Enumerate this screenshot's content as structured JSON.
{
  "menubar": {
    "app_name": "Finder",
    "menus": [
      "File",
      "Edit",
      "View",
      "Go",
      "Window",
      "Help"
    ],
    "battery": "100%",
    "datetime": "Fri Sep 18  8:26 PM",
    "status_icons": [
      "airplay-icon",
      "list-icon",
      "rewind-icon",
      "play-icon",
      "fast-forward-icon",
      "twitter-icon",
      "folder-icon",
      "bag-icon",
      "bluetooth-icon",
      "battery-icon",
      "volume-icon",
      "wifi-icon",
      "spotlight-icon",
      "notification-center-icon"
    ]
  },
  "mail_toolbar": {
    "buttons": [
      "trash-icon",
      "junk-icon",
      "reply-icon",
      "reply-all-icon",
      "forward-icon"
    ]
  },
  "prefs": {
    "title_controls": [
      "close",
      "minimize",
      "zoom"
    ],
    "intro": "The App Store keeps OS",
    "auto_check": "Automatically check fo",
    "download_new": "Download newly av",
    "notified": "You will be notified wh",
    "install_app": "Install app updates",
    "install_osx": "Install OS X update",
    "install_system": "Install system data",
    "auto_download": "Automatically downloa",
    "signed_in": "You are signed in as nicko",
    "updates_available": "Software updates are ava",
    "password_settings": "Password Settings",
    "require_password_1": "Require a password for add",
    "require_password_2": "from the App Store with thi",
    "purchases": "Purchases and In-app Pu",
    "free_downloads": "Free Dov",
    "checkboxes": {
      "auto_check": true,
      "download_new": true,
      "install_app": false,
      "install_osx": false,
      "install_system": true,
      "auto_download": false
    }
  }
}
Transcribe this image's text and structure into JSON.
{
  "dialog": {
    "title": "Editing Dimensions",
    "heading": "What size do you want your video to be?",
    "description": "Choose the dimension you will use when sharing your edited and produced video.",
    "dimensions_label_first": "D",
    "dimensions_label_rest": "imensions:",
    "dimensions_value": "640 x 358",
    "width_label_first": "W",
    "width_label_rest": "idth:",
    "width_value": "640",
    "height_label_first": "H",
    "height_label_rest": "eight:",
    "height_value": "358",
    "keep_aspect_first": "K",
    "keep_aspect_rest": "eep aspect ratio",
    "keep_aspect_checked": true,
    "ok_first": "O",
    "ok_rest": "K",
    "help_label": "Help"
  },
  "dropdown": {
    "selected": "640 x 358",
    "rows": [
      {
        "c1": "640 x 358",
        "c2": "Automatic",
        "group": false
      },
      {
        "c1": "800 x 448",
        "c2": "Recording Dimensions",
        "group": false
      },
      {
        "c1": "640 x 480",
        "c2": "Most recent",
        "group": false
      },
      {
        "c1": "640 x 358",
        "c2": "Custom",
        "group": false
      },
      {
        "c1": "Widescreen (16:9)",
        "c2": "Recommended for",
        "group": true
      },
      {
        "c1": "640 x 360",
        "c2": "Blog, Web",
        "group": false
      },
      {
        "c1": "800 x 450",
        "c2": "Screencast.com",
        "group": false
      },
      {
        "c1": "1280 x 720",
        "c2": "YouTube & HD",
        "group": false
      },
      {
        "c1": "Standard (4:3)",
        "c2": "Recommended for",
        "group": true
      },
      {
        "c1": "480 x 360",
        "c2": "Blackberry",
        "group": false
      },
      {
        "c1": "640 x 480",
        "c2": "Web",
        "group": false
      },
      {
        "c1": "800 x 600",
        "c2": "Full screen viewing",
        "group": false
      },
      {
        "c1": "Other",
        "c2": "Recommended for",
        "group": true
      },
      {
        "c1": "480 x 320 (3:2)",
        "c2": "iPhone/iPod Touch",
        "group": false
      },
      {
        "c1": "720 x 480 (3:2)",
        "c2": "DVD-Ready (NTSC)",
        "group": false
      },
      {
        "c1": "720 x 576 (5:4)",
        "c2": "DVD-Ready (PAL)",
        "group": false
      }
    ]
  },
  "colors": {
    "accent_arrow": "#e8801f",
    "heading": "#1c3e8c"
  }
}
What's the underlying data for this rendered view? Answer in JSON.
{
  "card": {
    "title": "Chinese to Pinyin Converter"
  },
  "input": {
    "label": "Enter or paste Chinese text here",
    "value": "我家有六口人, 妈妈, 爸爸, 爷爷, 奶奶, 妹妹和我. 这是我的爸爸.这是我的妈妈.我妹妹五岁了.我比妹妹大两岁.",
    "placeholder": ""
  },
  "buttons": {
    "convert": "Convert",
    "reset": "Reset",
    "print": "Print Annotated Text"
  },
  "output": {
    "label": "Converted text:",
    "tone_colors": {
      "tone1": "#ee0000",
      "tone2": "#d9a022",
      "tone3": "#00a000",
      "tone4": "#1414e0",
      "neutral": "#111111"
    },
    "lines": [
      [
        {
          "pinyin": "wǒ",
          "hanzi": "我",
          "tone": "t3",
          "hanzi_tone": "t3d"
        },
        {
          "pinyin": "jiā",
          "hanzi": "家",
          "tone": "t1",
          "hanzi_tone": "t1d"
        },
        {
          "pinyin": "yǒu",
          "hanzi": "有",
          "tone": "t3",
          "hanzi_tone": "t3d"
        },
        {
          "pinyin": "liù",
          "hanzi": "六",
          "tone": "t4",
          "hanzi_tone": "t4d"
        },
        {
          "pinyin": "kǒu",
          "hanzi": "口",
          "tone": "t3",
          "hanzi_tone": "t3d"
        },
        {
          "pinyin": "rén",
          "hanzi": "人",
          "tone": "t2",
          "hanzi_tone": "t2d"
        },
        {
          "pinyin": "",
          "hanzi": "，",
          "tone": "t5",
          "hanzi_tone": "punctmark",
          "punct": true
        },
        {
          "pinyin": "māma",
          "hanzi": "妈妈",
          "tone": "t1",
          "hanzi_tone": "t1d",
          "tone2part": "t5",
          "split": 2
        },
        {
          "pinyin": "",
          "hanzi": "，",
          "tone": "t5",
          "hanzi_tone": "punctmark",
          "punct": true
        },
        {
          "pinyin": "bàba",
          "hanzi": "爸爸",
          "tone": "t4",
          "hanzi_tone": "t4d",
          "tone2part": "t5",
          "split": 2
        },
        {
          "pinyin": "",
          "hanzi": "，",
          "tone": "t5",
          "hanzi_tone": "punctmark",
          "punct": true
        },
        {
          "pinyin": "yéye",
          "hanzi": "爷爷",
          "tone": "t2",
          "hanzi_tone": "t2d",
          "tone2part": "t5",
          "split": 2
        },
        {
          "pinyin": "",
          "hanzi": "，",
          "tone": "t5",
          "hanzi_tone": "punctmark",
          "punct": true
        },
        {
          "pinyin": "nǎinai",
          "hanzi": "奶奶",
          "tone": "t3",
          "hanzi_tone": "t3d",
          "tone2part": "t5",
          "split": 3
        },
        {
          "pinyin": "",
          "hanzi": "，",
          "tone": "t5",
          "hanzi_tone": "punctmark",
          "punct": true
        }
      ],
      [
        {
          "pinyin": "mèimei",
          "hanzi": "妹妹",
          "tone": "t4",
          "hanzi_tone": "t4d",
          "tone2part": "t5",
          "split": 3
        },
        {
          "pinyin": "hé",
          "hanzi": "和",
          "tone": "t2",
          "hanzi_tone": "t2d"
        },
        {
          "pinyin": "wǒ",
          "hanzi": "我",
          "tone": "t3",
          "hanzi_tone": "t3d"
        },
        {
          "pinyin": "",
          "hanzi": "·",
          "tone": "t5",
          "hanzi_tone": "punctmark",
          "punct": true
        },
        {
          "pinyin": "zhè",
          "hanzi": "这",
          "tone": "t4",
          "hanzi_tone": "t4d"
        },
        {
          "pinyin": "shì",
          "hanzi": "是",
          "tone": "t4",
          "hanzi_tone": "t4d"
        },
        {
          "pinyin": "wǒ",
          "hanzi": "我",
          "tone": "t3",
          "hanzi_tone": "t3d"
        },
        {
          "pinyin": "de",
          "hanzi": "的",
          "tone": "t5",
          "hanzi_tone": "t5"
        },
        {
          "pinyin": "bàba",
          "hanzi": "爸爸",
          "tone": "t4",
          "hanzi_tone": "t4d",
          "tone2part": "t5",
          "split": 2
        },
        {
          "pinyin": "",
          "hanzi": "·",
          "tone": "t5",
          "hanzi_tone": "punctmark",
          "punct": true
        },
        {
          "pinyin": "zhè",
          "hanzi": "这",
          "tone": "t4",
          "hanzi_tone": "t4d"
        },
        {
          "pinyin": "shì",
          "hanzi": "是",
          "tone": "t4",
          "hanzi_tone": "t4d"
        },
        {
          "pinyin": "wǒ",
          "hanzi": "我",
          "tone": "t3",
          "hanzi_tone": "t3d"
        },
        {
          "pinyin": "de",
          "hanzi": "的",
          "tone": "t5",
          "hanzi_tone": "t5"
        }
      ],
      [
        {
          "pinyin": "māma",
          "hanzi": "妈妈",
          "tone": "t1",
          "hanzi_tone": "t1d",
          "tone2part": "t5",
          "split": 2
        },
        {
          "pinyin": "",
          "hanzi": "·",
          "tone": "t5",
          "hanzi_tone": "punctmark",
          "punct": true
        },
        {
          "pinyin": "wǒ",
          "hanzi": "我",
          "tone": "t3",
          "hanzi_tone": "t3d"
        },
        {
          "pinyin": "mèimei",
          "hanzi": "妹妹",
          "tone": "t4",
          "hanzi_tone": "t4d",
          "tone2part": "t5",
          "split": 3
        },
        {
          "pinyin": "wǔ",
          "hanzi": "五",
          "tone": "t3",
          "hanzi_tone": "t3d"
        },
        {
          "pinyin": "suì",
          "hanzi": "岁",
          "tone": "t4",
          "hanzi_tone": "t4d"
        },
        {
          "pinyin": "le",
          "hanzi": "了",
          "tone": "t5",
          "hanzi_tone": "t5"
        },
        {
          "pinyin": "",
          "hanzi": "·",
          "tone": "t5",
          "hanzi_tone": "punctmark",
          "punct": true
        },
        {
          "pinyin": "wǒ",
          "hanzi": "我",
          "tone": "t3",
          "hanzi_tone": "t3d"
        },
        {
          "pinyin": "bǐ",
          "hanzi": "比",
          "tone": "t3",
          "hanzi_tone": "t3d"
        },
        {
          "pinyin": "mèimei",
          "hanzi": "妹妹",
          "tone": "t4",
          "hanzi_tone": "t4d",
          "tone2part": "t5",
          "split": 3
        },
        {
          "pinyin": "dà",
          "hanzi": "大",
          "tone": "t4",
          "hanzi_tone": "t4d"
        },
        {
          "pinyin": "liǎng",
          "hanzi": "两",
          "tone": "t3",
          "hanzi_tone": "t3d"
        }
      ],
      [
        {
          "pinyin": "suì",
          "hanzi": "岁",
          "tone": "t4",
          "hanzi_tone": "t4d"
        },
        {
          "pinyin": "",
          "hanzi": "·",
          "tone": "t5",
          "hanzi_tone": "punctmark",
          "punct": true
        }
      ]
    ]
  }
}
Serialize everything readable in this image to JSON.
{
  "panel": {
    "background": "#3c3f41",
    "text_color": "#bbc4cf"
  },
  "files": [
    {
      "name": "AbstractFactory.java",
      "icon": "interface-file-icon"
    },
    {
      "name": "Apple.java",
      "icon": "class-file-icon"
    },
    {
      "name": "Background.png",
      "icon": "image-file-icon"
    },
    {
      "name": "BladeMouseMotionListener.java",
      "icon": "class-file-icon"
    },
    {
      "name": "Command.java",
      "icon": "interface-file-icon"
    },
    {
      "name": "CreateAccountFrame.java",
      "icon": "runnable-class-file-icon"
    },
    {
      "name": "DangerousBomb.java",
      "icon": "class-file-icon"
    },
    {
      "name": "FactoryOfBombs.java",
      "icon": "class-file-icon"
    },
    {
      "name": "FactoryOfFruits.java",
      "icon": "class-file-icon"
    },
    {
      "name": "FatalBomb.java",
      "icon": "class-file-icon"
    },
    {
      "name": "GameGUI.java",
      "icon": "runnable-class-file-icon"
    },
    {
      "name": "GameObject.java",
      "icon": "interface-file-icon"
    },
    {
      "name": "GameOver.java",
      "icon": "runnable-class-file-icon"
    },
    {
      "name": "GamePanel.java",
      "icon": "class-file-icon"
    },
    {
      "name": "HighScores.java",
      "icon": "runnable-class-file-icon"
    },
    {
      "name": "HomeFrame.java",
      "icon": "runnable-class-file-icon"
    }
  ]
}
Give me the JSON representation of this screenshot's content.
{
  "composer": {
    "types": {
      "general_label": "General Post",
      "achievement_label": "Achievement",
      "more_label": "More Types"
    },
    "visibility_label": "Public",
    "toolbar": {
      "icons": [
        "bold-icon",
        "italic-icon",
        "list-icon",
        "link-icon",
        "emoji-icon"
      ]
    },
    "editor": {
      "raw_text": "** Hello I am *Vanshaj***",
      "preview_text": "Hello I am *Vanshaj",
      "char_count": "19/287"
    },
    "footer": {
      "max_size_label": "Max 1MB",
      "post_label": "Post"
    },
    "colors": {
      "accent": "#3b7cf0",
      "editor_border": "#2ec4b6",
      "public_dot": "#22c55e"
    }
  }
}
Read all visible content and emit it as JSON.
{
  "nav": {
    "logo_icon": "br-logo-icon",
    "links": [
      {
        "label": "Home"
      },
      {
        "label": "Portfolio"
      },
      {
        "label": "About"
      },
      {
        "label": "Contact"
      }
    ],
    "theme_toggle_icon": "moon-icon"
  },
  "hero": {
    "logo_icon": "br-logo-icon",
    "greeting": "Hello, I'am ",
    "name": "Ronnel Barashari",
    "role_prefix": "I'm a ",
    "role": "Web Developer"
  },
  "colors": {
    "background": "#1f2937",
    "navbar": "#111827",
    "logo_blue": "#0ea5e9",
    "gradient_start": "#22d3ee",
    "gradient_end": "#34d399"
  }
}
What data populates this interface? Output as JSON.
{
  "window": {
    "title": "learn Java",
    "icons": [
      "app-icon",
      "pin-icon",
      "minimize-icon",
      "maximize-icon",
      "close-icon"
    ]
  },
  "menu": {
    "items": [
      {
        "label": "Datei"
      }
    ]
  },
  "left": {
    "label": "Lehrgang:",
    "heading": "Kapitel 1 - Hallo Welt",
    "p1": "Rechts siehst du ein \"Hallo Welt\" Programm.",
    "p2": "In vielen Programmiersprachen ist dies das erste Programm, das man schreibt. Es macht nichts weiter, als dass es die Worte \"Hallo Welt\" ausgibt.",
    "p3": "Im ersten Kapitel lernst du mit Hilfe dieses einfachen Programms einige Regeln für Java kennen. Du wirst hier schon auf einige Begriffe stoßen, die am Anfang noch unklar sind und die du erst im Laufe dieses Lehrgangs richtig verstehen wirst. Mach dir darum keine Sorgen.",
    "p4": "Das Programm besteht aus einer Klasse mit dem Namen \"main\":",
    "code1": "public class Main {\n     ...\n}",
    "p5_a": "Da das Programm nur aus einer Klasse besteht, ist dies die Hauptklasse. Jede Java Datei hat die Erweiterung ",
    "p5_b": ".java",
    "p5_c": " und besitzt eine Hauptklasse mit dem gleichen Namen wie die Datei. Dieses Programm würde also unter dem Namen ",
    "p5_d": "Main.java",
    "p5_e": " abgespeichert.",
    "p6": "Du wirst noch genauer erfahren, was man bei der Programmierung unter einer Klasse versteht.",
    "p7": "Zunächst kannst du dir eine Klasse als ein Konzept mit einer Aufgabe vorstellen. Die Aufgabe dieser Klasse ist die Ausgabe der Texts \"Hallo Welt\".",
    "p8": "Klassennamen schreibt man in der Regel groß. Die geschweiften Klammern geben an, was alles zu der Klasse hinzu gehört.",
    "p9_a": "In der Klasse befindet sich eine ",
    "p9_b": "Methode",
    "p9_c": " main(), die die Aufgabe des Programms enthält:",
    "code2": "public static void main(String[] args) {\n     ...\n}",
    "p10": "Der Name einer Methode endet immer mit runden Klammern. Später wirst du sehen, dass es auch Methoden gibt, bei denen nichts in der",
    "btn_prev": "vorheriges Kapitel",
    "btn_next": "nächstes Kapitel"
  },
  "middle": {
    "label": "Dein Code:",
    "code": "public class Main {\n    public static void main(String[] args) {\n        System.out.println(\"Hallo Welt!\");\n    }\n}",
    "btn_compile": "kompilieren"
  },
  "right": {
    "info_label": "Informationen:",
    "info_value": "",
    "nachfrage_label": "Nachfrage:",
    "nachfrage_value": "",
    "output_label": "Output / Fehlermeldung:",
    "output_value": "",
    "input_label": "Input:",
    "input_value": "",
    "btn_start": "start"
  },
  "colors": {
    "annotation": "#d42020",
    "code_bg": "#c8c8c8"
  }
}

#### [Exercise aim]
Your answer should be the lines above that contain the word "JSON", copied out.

#### [Exercise solution]
Enumerate this screenshot's content as structured JSON.
Transcribe this image's text and structure into JSON.
What's the underlying data for this rendered view? Answer in JSON.
Serialize everything readable in this image to JSON.
Give me the JSON representation of this screenshot's content.
Read all visible content and emit it as JSON.
What data populates this interface? Output as JSON.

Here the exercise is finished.